With just a few days left of 2020, one of the year’s most fascinating experiments in theatrical strategy in the wake of COVID-19 has just made its streaming debut.
WarnerMedia’s mic-drop reveal that the entire Warner Bros. 2021 slate would premiere on HBO Max alongside theatrical runs set up the unorthodox “Wonder Woman 1984” release as a litmus test for the viability of tentpoles in the expanded SVOD market.
But as clear a victory as this was at the box office, what “WW84” did for HBO Max isn’t as cut-and-dried.
A $16.7 million gross, bigger than any other domestic opening during the pandemic, gives Warners something to brag about. Moreover, “WW84” will supply the company with some ground-floor data to measure the next studio titles up as vaccines are distributed and the chunk of U.S. theater sites currently operating expands beyond roughly 35%.
“WW84” also made almost as much as Warners’ “Tenet” did in its Labor Day Weekend opening, an optimistic outcome given the theatrical exclusivity of “Tenet” and the fact that positive COVID cases were substantially down compared with December, which is now the deadliest month in the U.S. since the pandemic began.

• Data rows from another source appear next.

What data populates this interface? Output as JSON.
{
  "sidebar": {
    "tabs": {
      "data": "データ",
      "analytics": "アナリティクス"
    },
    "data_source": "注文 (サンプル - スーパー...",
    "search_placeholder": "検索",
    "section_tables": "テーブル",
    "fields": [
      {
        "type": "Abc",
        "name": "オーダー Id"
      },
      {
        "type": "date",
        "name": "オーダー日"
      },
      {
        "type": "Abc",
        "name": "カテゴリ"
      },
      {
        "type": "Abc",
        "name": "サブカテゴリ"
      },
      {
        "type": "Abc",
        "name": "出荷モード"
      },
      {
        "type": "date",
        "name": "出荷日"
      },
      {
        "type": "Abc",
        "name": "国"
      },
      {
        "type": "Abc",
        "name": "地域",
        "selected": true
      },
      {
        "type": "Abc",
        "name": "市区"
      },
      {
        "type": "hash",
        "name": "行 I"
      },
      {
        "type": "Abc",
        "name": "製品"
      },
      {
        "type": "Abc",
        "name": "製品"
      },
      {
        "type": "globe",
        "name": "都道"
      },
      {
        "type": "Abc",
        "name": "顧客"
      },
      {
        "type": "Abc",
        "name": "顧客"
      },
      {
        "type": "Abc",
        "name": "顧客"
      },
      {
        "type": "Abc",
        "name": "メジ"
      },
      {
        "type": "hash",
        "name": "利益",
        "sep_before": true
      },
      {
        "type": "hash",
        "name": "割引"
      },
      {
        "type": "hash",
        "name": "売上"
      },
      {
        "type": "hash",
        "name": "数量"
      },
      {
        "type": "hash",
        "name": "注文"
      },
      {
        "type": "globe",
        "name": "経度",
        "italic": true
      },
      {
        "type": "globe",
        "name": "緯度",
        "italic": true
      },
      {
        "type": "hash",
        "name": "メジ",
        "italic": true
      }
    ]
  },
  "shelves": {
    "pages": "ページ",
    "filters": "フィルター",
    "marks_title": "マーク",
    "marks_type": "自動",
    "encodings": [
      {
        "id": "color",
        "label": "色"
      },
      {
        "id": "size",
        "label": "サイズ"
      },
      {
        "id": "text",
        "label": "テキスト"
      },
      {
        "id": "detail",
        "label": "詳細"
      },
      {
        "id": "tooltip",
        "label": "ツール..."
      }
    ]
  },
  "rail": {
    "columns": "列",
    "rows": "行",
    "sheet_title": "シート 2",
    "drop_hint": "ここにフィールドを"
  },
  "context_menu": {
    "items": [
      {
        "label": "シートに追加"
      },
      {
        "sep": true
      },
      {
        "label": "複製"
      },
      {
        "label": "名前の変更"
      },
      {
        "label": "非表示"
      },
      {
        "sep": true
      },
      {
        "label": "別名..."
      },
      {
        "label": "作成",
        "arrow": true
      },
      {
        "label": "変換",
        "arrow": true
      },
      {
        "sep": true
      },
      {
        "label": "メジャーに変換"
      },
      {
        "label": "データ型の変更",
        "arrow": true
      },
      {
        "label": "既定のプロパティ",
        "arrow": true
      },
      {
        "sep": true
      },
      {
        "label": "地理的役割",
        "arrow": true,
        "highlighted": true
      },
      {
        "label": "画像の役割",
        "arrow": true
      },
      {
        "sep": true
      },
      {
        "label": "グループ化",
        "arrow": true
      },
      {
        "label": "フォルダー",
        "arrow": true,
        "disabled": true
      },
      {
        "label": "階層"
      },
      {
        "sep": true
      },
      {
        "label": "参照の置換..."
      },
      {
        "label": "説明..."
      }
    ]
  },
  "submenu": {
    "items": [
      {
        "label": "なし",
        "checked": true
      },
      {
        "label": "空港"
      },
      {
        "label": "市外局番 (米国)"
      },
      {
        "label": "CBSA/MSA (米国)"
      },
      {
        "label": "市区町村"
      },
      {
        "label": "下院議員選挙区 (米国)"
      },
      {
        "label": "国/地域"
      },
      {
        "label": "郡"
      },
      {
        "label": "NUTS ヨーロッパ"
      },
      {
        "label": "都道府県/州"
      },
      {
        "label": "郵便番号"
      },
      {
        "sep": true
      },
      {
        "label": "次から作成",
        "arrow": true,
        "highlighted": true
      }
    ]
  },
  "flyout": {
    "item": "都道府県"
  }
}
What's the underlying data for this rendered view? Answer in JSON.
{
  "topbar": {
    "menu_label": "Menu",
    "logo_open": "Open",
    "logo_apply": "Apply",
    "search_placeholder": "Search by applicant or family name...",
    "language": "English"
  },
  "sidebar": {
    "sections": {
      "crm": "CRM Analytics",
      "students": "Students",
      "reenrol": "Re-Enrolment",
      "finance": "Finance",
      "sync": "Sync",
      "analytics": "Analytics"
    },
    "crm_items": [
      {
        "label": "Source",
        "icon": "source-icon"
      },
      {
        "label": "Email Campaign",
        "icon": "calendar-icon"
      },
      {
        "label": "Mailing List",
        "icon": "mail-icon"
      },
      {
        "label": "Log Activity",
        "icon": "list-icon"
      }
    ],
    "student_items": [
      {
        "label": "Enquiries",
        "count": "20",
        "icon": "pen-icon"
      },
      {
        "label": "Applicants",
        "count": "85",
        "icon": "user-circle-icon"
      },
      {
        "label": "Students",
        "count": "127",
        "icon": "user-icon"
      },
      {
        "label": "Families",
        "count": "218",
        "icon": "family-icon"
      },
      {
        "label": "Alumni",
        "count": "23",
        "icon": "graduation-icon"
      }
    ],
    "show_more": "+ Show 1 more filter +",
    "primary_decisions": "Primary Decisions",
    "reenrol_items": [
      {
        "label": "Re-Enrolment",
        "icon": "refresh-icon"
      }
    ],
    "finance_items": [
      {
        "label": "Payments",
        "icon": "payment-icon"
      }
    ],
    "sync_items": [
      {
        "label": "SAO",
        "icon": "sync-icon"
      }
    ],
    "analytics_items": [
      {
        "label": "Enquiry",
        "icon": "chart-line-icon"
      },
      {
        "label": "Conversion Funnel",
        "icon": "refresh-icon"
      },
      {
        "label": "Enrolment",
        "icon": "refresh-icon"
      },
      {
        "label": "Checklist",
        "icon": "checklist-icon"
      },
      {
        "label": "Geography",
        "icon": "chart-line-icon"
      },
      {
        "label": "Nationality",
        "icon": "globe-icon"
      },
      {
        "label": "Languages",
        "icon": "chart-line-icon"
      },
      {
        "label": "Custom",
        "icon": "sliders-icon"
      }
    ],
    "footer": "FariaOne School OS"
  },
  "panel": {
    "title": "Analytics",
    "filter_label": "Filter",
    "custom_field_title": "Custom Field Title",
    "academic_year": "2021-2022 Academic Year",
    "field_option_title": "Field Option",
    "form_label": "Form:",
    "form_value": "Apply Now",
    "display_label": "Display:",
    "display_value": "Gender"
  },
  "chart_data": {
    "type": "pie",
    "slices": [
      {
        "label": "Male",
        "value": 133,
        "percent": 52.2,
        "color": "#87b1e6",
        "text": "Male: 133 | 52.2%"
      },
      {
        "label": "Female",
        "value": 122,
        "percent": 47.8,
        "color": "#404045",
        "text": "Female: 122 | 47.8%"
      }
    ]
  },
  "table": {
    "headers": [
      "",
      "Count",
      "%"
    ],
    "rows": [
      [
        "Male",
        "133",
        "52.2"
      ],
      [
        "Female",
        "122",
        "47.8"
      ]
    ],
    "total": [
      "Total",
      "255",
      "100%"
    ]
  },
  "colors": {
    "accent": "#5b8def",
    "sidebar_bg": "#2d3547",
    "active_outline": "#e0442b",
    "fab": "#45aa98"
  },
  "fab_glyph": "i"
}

Likewise, “WW84” pummeled other films releasing around Christmas, as Universal’s Tom Hanks starrer “News of the World” and Sony’s “Monster Hunter” barely cracked $2 million in their first weekends.
Shares in exhibitor groups like Cinemark, IMAX and the Marcus Corp. are up following “WW84’s” weekend performance, a sign that even in a global health crisis and with alternative viewing options, superhero fare is still an enormous asset for movie theaters. Luckily for exhibitors, that trend still has no end in sight.
All in all, Warners is ending 2020 having outgrossed its competitors since the lockdowns in March, and its film studio has already announced a third “Wonder Woman” is in the works.
But the speedy greenlight of a new “Wonder Woman” doesn’t do all that much to indicate just how valuable the first sequel was until HBO Max numbers are made available. It may have just been a quick move to demonstrate a sense of confidence to the marketplace that it’s smooth sailing ahead for the Warners ship as it prepares to release as many as 18 studio titles on the service in 2021.
The studio tried to project the same sense of confidence about the movie’s performance on HBO Max, noting that it “broke records” and reached nearly half of the app’s “retail subscribers” on its first day. That sounds impressive, but it’s not entirely clear without any hard numbers just how successful “WW84” was on the new streaming service. It’s not even clear what metric HBO Max is using to constitute what a view is: 2 minutes a la Netflix or the whole movie?
The truth is that how many people watched is less important than another metric still to be answered: How many people who already pay for HBO but haven’t downloaded the app did and will do so as a result of “WW84?” How many non-HBO subs were persuaded this weekend to subscribe to HBO Max for the first time? This is the needle that needs to move in order for HBO Max to catch up to Netflix or Disney+.
Until more data becomes available, “WW84” is less a revelation in the shadow of COVID and more an extensive calling card for subscribers and exhibitors alike to stick with Warner as a brand.